“I was told we have thirty-five minutes for lunch,” I point out. “I see other people getting deliveries.”

“You call this a delivery?”

“It’s a type of delivery.”

Bert glares for a moment, then stabs a finger at the Papaggio people, cheeks a ragey shade of pink. “Five minutes. Out.” He storms off.

“Should we…take it away?” the Papaggio woman asks.

Jada’s suddenly there. “Pack it up for him as leftovers,” she says.

“Of course.” The trio sets to wrapping plates and glasses. “So sorry for any inconvenience,” one says.

“Right.” I turn to Jada. “Thank you.”

Jada snorts. “You are not getting fired on your first day, and I’m not having you famished from hunger. We are getting some work out of you. I don’t care what kind of sob story—”

Renata is there suddenly, eyeing the Papaggio people as they file out the door. “It’s not Jack’s fault. It’s Arnold’s.”

“Who’s Arnold?” Jada asks.

“Jack’s friend,” Renata tells her. “Jack asked his friend Arnold to have lunch sent and this is what Arnold sent. He probably thought it would be funny. But it’s not at all funny.”

“No, that’s not…” I say. “I asked Arnold for Italian.”

Jada does her pout-frown where she scowls and plumps her lips, and god, I can’t stop staring at those lips. They’re so kissable. She’s so kissable. So perversely kissable with her hot little body and workaholic pencil bun. I would take the pencils right out of there.

“So this friend of yours, Arnold—are you even listening?” Jada demands.


“This friend of yours knows your…circumstances, and he thought it would be funny to send you this over-the-top lunch service?”

“What do you mean, my circumstances?” I ask.
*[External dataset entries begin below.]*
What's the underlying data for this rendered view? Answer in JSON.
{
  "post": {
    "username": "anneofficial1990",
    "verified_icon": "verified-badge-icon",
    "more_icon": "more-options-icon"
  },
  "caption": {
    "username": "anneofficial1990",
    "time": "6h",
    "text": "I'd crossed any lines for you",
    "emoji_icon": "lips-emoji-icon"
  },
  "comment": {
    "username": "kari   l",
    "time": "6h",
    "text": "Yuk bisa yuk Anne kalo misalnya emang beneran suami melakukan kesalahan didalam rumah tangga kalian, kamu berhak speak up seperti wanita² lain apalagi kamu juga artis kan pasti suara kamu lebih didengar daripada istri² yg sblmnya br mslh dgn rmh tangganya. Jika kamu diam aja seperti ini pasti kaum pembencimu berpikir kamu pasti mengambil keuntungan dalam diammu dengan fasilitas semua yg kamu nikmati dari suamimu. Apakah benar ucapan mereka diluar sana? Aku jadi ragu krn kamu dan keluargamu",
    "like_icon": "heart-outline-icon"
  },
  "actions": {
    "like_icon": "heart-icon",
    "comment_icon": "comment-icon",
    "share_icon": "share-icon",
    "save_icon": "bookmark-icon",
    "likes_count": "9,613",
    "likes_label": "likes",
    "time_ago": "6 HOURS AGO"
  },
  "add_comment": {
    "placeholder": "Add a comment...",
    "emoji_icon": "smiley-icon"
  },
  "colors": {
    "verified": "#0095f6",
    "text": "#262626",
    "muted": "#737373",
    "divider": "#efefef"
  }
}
“It’s not funny, it’s cruel,” Renata says. “Arnold should be ashamed of himself! It’s not funny to make fun of…” She gestures at me.

I’m not quite comprehending this. “You have to admit, it was a little bit funny.”

“Oh my god, do you not take anything seriously?” Jada’s gem-like eyes blaze. “Your friend sends you an ostentatious, over-the-top lunch that nearly got you your last demerit. You would lose this job, and we would lose you. We need you here. We’re counting on you.”

“Counting on me!” I grin. “Can’t say I’d recommend that.”

She stiffens. “What?”

“Counting on me. I wouldn’t recommend it.”

“So we can’t count on you? Is that what you mean?” She crosses her arms, staring down at me with a kind of fiery outrage. It’s absolutely delightful.

“Well, you can…but…”

“Oh my god!” she says, disgusted, and I can’t get enough—I really can’t. “Do you not care about anything?”

I care about finding the butt-dialer, but at the moment, I care more about the outrageousness of this woman trying to get everyone in the universe under her thumb.

“Not particularly,” I say.

“Oh my god, screw you!” She straightens her petite frame, burning with outrage. “Also? That guy Arnold is not your friend.” With that, she storms off.

I watch her all the way. It’s wrong to want her, but I want her with a ferocious hunger I’ve never felt before.


Leave a Reply

Your email address will not be published. Required fields are marked *

This site uses Akismet to reduce spam. Learn how your comment data is processed.


not work with dark mode